Randy 'The Ram' Robinson's wrestling career peaked long ago, but it peaked big. And we know why. In The Wrestler's finest scene, Mickey Rourke charms dozens of patrons at a grocery store meat counter, reminding us that he dominated the squared circle through charisma, not just muscle. But cutting meat is quiet work--too quiet for a man who misses his audience. Had Randy settled for a more stable living, right from the start, who knows how wretched he might have turned out? He might even be as pitiful as Aubrey.
Aubrey is a big man in a small room; a would-be mover and shaker with the desire for greatness and perhaps, the talent to achieve it. The 'perhaps' is what tortures him. Aubrey (Ford Sterling) is a fraud who justifies his fraudulence because it is a means to an end. He has real achievements: a decent desk job and a wife who loves him; but their blandness makes his ambitions seem all the more ridiculous. Randy, at least, was 'The Wrestler'; Aubrey's just 'The Show Off.'

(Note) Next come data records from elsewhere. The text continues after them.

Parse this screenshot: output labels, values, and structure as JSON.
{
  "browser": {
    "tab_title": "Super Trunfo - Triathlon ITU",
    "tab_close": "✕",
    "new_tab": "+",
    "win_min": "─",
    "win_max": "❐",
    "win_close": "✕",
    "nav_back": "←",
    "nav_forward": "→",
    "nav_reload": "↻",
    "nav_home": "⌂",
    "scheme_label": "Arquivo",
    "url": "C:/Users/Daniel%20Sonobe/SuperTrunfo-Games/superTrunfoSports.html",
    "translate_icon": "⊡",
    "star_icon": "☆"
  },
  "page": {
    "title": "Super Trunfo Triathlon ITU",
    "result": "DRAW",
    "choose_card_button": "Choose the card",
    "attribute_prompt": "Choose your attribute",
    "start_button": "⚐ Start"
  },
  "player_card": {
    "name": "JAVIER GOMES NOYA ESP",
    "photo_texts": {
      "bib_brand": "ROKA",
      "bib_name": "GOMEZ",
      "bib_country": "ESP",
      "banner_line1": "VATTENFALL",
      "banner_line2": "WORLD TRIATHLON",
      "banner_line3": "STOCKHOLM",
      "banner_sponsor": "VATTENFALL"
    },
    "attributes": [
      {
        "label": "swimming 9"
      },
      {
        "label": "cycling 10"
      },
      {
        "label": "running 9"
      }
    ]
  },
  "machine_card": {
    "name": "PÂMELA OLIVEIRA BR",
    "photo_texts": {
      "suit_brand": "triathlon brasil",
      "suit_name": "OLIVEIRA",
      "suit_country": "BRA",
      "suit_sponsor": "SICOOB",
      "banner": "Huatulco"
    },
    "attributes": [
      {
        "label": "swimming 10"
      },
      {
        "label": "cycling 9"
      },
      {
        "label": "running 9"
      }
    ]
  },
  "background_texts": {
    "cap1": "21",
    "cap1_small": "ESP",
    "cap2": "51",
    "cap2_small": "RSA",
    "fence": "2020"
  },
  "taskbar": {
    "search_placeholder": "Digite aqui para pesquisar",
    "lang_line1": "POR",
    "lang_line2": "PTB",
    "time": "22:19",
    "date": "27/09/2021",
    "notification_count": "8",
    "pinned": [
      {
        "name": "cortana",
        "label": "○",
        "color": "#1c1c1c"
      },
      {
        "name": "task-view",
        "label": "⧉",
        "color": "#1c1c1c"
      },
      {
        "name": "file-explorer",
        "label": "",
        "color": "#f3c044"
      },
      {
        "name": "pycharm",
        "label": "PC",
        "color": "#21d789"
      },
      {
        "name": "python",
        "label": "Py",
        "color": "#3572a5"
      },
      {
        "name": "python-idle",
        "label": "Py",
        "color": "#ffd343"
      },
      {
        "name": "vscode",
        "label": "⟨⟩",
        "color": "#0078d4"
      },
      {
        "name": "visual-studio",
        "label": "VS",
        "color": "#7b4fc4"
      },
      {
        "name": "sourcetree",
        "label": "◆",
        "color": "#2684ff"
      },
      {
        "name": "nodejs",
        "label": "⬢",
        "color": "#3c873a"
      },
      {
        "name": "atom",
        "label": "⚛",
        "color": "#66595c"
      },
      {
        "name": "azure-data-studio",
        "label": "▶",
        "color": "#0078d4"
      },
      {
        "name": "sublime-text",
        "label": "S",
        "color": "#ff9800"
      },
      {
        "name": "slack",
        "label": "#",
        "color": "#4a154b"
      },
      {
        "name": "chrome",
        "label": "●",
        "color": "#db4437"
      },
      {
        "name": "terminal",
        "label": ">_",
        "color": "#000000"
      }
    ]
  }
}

The Show Off is more comic than The Wrestler, but both films ask serious questions about the pursuit of greatness. We wonder how many good things a man is willing to destroy in order to be great; then we wonder whether a great man is synonymous with an admired one. Finally, we ask whether Randy and Aubrey, as likeable and talented as they are, can be great at all. Maybe they aren't even good.